==== RECORD EXCERPTS

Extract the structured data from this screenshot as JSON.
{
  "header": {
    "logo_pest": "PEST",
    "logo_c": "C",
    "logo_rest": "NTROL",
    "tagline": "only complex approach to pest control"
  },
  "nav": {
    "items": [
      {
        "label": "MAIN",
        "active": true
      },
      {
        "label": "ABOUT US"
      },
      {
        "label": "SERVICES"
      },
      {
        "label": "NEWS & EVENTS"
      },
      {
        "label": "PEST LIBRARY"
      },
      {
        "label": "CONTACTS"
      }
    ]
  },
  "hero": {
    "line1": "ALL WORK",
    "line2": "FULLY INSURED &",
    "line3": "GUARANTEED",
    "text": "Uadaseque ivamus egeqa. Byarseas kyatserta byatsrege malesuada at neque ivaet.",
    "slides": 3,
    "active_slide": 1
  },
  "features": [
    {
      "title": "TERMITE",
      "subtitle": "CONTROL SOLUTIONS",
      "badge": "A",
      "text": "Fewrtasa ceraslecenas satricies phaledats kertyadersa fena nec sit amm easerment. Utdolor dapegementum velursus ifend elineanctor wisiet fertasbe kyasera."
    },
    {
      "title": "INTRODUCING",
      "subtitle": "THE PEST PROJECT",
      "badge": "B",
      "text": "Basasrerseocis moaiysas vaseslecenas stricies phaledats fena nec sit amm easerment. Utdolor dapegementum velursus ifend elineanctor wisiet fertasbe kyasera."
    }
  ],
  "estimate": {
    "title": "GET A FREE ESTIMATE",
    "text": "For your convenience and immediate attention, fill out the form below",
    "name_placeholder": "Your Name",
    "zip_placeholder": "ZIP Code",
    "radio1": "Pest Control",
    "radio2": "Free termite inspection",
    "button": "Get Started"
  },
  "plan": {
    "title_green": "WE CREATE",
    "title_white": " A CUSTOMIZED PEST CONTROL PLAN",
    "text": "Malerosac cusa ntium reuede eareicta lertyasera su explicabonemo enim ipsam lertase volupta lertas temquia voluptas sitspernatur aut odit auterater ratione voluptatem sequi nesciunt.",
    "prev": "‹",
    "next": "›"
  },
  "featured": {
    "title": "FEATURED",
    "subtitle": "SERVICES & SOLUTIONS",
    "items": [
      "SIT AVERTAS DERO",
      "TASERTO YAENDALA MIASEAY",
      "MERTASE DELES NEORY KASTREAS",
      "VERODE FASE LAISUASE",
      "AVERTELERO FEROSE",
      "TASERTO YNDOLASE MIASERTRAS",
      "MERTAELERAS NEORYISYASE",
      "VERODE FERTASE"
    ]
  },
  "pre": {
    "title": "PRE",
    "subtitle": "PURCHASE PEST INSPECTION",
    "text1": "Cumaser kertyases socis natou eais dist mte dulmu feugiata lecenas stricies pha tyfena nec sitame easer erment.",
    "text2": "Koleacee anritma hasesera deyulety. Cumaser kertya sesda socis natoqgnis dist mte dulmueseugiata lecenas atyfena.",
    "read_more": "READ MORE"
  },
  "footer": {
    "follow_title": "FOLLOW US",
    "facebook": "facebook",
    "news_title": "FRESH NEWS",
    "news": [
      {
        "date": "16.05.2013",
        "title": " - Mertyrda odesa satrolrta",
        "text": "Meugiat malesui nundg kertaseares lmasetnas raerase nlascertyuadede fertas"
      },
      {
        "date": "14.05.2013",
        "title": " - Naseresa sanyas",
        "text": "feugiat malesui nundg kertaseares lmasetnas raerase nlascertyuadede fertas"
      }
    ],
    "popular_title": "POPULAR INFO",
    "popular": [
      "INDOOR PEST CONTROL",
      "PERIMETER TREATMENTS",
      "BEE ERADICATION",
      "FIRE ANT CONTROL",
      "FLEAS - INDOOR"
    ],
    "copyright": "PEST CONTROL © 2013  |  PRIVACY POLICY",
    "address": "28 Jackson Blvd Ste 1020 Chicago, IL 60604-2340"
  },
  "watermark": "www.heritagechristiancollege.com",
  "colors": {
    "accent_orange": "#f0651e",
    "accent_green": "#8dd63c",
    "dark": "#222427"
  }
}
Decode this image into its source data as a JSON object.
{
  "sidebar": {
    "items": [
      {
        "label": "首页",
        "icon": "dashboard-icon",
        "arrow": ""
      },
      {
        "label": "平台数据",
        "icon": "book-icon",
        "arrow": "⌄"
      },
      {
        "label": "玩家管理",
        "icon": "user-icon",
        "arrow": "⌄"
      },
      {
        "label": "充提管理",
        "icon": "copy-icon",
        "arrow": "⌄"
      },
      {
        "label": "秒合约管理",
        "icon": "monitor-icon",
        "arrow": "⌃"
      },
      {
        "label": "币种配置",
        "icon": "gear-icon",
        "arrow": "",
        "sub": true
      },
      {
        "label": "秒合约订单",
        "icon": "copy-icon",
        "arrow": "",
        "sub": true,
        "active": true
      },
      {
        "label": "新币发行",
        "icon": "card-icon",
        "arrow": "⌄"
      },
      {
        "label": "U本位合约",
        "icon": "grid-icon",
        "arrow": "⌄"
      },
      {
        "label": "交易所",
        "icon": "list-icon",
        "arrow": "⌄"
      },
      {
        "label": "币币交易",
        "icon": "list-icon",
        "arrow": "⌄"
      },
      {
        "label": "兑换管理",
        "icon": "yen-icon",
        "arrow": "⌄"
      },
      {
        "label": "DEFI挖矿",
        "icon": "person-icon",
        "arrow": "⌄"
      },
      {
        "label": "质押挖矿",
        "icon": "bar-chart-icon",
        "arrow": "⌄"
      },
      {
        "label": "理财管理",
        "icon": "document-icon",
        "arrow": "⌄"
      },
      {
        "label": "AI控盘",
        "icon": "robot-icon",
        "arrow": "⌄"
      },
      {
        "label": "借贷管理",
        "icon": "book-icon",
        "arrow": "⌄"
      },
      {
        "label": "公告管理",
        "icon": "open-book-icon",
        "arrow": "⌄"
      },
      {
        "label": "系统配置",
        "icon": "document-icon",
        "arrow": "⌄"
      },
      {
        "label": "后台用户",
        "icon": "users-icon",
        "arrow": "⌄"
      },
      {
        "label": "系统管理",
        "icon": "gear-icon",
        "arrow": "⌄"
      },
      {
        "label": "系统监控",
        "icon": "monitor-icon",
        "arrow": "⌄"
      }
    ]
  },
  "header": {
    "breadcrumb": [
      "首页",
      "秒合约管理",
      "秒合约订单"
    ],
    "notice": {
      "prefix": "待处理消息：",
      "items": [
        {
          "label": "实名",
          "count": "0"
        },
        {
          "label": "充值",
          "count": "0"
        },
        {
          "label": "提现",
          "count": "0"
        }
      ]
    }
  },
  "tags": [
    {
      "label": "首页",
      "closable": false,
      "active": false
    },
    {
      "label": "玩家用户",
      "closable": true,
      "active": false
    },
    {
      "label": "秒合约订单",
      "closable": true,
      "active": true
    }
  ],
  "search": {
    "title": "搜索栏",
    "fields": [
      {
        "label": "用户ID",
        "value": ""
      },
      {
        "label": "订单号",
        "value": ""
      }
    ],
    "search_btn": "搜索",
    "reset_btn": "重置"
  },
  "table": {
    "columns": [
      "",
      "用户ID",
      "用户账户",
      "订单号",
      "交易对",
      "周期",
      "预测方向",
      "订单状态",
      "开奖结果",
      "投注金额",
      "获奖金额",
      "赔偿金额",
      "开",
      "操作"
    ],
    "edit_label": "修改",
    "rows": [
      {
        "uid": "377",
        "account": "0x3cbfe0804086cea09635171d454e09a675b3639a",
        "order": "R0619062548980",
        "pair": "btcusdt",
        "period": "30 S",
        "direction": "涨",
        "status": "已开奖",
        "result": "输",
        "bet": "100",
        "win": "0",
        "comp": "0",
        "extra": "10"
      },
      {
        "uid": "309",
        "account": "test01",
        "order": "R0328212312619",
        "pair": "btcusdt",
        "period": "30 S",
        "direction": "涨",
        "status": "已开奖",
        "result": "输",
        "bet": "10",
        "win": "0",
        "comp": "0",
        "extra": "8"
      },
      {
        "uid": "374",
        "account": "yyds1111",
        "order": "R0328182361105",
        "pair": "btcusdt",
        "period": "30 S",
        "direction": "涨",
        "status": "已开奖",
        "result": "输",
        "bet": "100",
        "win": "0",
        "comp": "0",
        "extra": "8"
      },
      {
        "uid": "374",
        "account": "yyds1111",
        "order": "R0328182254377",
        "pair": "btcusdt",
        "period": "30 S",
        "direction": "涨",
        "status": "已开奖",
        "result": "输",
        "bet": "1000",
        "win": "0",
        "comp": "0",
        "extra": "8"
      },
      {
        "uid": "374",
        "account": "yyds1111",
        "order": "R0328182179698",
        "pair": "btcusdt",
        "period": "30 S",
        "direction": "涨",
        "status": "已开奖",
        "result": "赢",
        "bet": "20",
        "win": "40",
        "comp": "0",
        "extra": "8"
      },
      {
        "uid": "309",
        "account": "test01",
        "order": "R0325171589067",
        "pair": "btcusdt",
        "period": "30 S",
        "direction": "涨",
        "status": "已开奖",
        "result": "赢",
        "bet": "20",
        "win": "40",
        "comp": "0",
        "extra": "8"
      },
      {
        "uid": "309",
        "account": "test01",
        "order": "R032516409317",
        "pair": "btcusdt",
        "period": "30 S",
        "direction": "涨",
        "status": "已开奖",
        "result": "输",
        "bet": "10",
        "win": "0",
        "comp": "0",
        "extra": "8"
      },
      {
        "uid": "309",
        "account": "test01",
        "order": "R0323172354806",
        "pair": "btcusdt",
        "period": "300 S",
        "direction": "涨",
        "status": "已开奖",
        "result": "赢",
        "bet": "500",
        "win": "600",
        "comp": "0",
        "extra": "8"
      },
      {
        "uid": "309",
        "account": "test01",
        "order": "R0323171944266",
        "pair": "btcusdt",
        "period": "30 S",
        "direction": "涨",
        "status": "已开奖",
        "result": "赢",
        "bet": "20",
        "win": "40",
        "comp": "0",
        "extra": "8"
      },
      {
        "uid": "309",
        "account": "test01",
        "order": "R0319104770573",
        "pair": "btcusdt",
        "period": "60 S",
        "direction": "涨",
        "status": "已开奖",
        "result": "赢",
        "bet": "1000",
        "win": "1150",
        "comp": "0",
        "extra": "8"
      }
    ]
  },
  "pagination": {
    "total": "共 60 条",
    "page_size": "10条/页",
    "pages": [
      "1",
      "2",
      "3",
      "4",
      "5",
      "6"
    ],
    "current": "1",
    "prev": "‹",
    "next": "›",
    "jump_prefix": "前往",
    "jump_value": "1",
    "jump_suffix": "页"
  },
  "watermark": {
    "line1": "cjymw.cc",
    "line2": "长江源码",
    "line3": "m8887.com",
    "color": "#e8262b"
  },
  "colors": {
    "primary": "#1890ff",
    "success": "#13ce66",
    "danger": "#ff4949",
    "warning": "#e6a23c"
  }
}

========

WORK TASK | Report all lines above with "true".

OUTPUT |
        "active": true
        "sub": true
        "sub": true,
        "active": true
      "closable": true,
      "closable": true,
      "active": true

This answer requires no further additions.